You can integrate accounting with messaging systems, storage components, payroll, and many others according to your need. Think of cloud accounting platform as a power socket.
You can plug and activate one or many devices that you need, and unplug them when they no longer fit your need.
So, instead of having to frantically alternating between different software in your desktop and migrating data from one software to another to generate insight for the company, now this software can interact in one platform and churn out the data automatically.
Besides third-party integrations, cloud accounting also adopts a pay-per-use pricing strategy where the higher options offer richer features.
This way, even if you find that the lower-priced option doesn’t have the features you will come to need in the future (but not now), you can simply switch to the higher-tiered version.
For example, the popular cloud accounting software, Quickbooks Online, lists down all the features available to each tier in its pricing page.
Image Credit: Intuit Singapore
Essentially, cloud accounting requires no large upfront cost.
You can turn on or off different services as necessary and choose different features as well as performance levels that work best for your company.
That means you will produce less wastage as compared to using traditional desktop software that requires you to purchase a bundle and expensive upgrades from time to time.
Check the stability of the Wi-Fi in your country
This is a dent to using cloud accounting which can turn into a black hole. Cloud accounting performance is highly dependent on server connection, page speed and the number of people on the network at any given time.
If your internet connection is unstable or not equipped with enough bandwidth to support cloud accounting software, you may find yourself better off writing on papers.
The good news is Singapore is unlikely to be affected by internet connection problems. But if there’s anything we learn today it’s to prepare for everything.
There are instances where an otherwise connected country went offline due to disasters or a system glitch.
A massive earthquake outside the coast of Taiwan broke a large number of important submarine communications cables in 2006.
Another one is power failure in 365 Main’s data center in San Francisco which took down a number of big websites and services like Craigslist, Typepad, Yelp, and others in 2007.

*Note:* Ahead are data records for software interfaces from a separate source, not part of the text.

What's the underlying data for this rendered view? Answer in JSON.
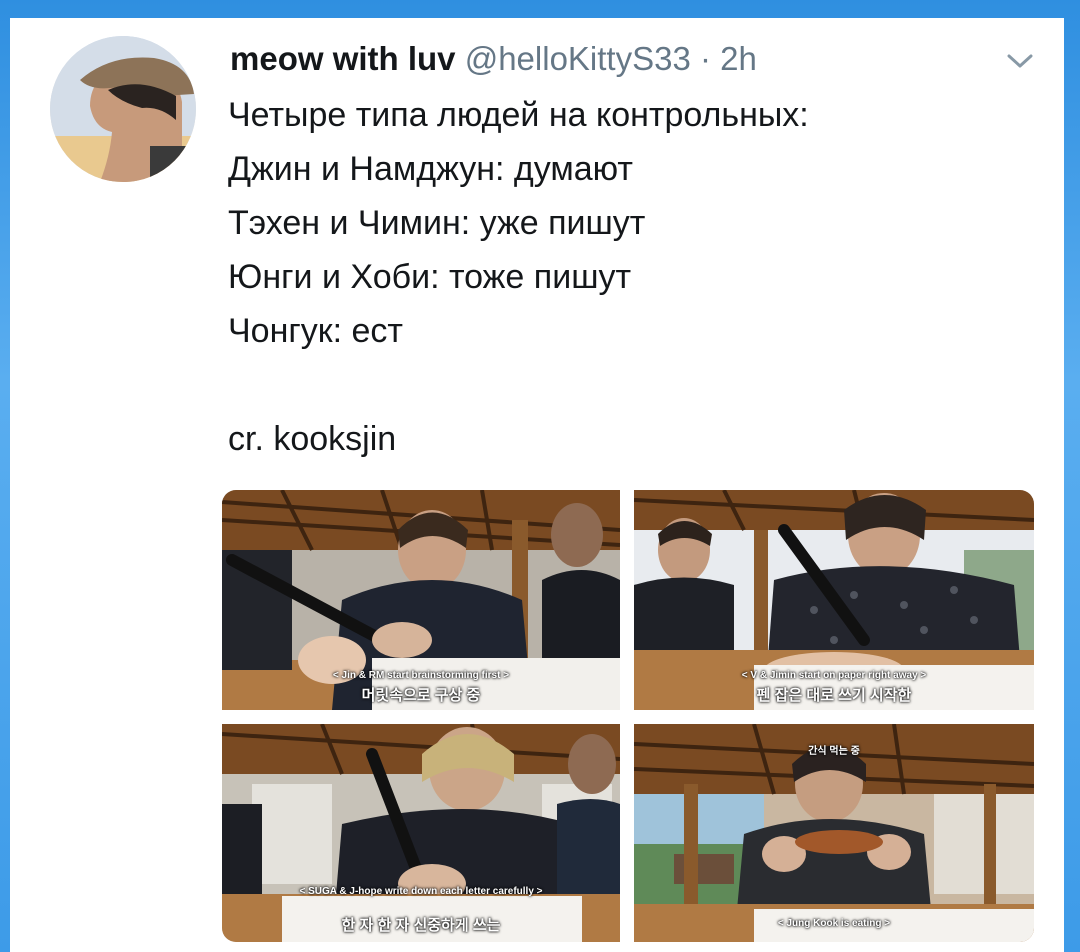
{
  "tweet": {
    "display_name": "meow with luv",
    "handle": "@helloKittyS33",
    "separator": "·",
    "time": "2h",
    "lines": [
      "Четыре типа людей на контрольных:",
      "Джин и Намджун: думают",
      "Тэхен и Чимин: уже пишут",
      "Юнги и Хоби: тоже пишут",
      "Чонгук: ест"
    ],
    "credit": "cr. kooksjin"
  },
  "icons": {
    "menu": "chevron-down-icon"
  },
  "colors": {
    "text": "#14171a",
    "secondary": "#657786",
    "background": "#3d9be8"
  },
  "photos": [
    {
      "subtitle_en": "< Jin & RM start brainstorming first >",
      "subtitle_ko": "머릿속으로 구상 중"
    },
    {
      "subtitle_en": "< V & Jimin start on paper right away >",
      "subtitle_ko": "펜 잡은 대로 쓰기 시작한"
    },
    {
      "subtitle_en": "< SUGA & J-hope write down each letter carefully >",
      "subtitle_ko": "한 자 한 자 신중하게 쓰는"
    },
    {
      "subtitle_en": "< Jung Kook is eating >",
      "subtitle_ko": "간식 먹는 중"
    }
  ]
}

So, there’s no harm in checking your internet connection and having a contingency plan in place in case the connection cuts off.
If you want to know more about how cloud accounting can help your business, you can get your free consultation with me here.